In my family, when I tell the folks a story from childhood, especially something that they did not remember or witness, it was called a confession. As someone brought up in the Catholic tradition, I find that quite ironic, but true. This series of Publishing confessions, will come and go during the year, but this is the twenty fifth anniversary of my first job in publishing, at Runners' World in Mountain View, California. Remember, this is colored by twenty five years, so beg with me. It is hard scaring up the old memories.
I was going to be a history professor. Someday, I would finish my masters, then my Ph.d, and teach European Cultural History, or perhaps, Eastern European history as a homage to my professor, Istvan Moczy, a man who taught me the meaning of euridite.
My neighbor, Tom Walsh, was the director of circulation at Runners' World and he got me in for an interview. I met with Rita Anderson, the wife and business partner of Bob Anderson, who had founded Runner's World. I also met with Derek Clayton, the Vp of Advertising and the former world record holder in the marathon. I remember Rita as being very nice and Derek as being tough, but quite honest. I liked him from the beginning.
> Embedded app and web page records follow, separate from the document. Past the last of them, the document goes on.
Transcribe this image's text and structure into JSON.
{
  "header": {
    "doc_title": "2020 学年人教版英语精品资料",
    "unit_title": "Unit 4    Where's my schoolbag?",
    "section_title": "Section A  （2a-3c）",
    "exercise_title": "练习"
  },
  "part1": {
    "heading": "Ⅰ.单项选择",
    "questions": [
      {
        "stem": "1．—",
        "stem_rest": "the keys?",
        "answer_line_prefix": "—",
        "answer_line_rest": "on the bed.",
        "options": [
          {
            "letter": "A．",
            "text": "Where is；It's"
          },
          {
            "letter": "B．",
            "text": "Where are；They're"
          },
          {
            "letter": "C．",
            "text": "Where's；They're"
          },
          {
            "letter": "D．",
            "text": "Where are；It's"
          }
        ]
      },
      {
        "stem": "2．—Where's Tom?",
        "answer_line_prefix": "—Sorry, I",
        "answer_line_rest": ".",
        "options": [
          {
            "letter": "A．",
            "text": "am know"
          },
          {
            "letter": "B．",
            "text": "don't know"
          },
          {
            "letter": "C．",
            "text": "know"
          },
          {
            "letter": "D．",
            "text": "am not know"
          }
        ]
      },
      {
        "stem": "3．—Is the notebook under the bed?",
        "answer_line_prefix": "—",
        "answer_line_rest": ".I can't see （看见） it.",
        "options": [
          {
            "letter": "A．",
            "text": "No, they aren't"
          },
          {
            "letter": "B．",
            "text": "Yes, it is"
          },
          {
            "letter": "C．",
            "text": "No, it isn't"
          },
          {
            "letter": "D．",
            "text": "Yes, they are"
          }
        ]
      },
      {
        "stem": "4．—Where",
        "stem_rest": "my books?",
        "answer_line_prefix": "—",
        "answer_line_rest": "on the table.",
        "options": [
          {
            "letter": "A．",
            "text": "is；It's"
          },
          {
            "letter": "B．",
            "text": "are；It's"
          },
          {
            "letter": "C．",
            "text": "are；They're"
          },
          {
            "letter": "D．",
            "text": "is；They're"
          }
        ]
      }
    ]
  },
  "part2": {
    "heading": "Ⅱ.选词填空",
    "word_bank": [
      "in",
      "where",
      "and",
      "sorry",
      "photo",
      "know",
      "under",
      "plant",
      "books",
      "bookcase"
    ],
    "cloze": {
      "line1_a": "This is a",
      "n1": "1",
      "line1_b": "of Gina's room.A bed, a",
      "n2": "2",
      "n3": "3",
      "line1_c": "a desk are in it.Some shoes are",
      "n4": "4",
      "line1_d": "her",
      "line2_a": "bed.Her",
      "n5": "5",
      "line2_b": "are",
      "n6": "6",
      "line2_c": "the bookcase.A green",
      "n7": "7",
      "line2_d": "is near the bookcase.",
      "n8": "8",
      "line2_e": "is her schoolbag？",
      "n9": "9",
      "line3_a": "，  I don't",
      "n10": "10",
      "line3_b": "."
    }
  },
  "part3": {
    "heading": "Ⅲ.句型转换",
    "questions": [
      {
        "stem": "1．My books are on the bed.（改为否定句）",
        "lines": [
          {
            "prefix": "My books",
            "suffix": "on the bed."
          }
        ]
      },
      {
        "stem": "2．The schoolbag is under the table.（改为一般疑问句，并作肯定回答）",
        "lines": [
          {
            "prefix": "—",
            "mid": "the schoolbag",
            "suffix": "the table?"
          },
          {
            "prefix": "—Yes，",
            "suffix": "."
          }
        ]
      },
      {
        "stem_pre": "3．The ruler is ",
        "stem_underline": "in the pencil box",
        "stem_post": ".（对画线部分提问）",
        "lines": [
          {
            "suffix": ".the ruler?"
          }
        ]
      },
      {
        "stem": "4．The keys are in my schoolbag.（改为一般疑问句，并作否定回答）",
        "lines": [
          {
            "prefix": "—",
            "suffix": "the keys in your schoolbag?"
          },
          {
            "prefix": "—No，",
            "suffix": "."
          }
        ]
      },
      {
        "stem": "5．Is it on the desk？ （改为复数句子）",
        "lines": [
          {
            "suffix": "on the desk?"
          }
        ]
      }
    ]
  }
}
That day, I was told that there were no jobs at RW at the time.
I sent a thank you note for the interview and in about three weeks received a call to go in and meet Rick Aquaveva. Rick was the manager of advertising at RW and he was a character. Picture Latino, about five foot, five, with an Afro and hip huggers, and soundling like Mr. Kotter ( the seventies show, remember?) and you had Rick.
Rick has ten to twelve sales people, all on the phone, who sold RW ads in the twelve regional editions. He and a guy named Stan Singer sold the national ads. They wanted me to be the advertising production department. That meant I kep track of the ads sold, checked in ad film and made sure that marketplace was billed properly. That was on a Friday. And I had my first job! Starting salary: $11,000 a year!
On the Monday, when I started, I walked into the ad production room, and no one was there! Apparently, on the Friday after I left, a mistake on a Heineken ad was found and the staff of three was canned on the spot.
So, I came in and no one was there! Imagine my surprise when the VP of advertising, Derek Clayton walked in forcefully, opened the door, looked at me and said, " And if you don't do this right, you will be bloody well fired next!" and then stormed out.
I went home that night to my new wife, Christine and told here that I was not sure if this job would be a long term one, so I would just try and make it until the end of the week. And then, we went out for a run.
I kept doing that one week at a time for seven years...